Marena Mitchell: Online dating for the cold-hearted

Marena Mitchell SQjpgThe Internet has changed our lives in numerous ways — let’s talk about online dating.

Before I launch into my typical cynicism, I’ll start by saying that a majority of my family members have met their significant others because of some online platform. I also have a number of friends who fell madly in love with someone they met online, some of them are even married now. I’d like to make it clear that it’s not the system I’m doubting here, but myself.

Most young people who can’t afford (or are too cool) to pay for a site usually end up in this wonderful little world called Okcupid. It’s much like a Facebook page, except the only way to communicate with a person is to either “like” them (it used to be a star rating system, I guess they figured out how creepy that was), or straight up message them.


A few years ago I reluctantly made a profile and ever since have gone through six-month cycles of activating and reactivating it. Not only because I fall in and out of weird pseudo-relationships in real life, but because being on Okcupid in the Hudson Valley is actually a waking nightmare.

In my time on this website I’ve actually responded to maybe four people (there’s a big red dot next to my info, which means I reply “very selectively”) and met only three in person. The first was this guy who I actually knew from school but had never talked to. We got together a few times and after too many beers on the Fourth of July, I told him I was in love with someone else.

He never called. In hindsight, that was okay since when I asked him why he never wanted to hang out with me his response was simply, “I really like video games.”

The other two were perfectly nice, just no real sparks, you know?

So, out of 104 messages sitting in my inbox, I deemed three acceptable. Part of this is because my heart is made of stone, but the other part is that people actually don’t understand how to “approach someone” online.

I recently received a message from a guy who told me he thought I was a guy when he looked at my photo, but that’d I was so good looking that he’d consider “jumping the fence.” Literally, of all the things he could write, after sitting and thinking about it, that’s what he picked. When I didn’t respond in 15 minutes, he messaged me again to basically say the same thing with a new euphemism for homosexuality. I checked out.

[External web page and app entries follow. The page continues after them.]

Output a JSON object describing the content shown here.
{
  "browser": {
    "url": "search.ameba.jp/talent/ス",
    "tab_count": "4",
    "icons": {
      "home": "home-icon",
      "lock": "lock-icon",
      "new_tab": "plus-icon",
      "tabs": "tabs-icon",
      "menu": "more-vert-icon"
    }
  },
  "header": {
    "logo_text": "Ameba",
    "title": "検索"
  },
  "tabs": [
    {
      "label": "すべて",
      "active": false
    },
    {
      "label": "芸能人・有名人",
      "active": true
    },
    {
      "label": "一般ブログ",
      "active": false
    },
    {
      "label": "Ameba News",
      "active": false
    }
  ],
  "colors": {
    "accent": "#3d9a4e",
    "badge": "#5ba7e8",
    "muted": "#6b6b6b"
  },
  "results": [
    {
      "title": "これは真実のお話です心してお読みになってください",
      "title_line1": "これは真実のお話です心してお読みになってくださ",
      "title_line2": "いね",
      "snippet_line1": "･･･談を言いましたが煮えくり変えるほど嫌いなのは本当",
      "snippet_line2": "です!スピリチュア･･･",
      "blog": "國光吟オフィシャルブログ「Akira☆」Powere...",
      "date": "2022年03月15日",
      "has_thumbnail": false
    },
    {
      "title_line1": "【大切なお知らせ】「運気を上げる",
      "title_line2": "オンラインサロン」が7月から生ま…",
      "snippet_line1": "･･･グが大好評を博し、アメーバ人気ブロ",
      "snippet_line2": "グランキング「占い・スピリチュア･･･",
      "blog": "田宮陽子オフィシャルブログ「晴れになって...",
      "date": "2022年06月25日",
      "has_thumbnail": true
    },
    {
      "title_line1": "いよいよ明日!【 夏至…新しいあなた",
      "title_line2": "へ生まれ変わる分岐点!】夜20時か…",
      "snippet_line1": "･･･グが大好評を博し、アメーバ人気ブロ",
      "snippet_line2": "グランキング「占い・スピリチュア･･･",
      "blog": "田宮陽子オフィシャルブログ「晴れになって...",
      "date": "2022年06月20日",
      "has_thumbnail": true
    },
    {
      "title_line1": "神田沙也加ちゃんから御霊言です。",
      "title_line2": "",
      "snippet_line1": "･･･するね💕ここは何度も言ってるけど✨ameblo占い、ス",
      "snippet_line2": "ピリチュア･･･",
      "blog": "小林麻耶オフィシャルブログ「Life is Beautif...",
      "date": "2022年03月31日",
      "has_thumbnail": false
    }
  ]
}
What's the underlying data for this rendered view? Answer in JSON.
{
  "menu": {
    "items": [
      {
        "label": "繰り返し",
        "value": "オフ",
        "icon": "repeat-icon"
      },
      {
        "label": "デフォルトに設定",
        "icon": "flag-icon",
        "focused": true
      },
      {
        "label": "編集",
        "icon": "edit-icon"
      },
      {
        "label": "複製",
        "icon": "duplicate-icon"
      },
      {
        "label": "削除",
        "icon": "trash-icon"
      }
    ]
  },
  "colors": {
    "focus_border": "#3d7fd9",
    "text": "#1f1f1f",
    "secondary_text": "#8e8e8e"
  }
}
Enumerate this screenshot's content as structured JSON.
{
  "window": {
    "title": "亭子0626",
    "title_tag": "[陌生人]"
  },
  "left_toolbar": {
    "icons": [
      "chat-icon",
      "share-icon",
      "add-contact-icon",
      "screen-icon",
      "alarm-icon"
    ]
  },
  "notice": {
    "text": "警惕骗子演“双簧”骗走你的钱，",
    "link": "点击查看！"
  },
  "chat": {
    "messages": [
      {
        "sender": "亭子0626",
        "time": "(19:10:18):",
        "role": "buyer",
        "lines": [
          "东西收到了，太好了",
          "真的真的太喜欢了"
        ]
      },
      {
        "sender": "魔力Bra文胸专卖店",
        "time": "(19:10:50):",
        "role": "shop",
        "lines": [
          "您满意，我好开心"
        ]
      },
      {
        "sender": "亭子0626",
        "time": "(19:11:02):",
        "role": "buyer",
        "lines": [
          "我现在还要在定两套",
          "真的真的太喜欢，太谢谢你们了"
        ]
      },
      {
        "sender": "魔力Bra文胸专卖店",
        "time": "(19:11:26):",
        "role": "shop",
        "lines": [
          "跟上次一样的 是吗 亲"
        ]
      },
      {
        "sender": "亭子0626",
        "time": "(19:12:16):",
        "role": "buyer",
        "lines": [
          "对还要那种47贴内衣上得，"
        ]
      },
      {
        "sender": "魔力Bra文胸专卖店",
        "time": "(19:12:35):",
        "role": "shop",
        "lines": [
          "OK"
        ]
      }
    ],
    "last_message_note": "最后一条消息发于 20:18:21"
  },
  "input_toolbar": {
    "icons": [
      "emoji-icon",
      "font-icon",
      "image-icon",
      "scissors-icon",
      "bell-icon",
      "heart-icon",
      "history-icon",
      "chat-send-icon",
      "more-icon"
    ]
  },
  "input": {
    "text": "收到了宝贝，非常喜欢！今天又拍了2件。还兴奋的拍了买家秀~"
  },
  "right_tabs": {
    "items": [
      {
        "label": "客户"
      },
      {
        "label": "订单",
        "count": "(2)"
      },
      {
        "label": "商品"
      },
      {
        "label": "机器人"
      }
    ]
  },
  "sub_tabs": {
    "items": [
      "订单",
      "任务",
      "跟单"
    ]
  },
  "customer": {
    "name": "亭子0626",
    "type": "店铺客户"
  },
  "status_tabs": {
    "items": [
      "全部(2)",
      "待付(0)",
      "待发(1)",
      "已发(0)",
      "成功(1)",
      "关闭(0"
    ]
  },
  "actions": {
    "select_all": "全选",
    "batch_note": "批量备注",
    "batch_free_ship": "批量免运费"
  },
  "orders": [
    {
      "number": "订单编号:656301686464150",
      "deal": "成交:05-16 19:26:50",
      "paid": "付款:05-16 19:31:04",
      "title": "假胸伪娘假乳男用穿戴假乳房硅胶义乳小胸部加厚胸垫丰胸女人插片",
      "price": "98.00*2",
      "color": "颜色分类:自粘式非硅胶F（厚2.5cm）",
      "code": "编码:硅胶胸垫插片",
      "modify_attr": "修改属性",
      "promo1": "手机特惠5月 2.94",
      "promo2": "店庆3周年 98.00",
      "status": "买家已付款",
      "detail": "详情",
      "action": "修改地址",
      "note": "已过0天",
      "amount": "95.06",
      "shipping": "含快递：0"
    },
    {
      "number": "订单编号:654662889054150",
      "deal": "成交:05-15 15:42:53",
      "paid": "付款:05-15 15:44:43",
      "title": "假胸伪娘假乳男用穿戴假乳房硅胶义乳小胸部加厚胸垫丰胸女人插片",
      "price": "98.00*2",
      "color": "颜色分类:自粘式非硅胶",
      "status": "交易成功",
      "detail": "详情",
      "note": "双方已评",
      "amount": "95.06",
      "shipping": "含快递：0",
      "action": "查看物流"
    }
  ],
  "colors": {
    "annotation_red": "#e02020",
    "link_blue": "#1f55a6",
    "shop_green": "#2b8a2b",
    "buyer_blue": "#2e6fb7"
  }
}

There’s also the issue of online dating in a small town. I’ve found multiple profiles for my old students and those “people about town.” You know, the people you just see everywhere but never actually talk to, and then it’s awkward the next time you see them because you suddenly know about their online dating personas.

Or, my personal favorite was when I reactivated my profile one time. The first person I found was the person I’d had feelings for and been “involved” (let’s keep it PG) with for years, and our “compatibility” was 99% percent. It took all the self-control I had to not fling my computer out the window.

So, after all this, I don’t know why I continue to even entertain the idea of having a profile. I guess I get bored and I guess I figure at the end of the day, it really can’t hurt.

I went on this date last week and like I said, he was perfectly nice. I went home feeling really good, but as time passed, I started realizing how completely unfit I am for a serious relationship at this point.

I don’t form super-intimate relationships easily, or willingly for that matter, though I crave them practically all the time. I have a friend who I was seeing for a short time, we recently started talking again after a much-needed six-month break.

We’ve established a friendship and what I’d like to think is an intimate understanding of one another, all the good and all the bad. We hung up after saying good night and two minutes later he called me back and said, “I just want to tell you that I love you and I really care about you and I want you to be happy.”

The sad part is this floored me. The sad part is I told him I loved him too and I think it was the first time I’ve meant it in a long time. I laughed as I said it and he asked me why. I told him it was because I don’t hear or say these things often.

In that moment it struck me. For most of my adult life I’ve looked for loving relationships in the wrong ways, in probably the unhealthiest ways possible. I realized I truly don’t need a serious relationship and that I’m not ready to bring some innocent outsider into my weird world. Let’s be honest, it’s mostly for their sake.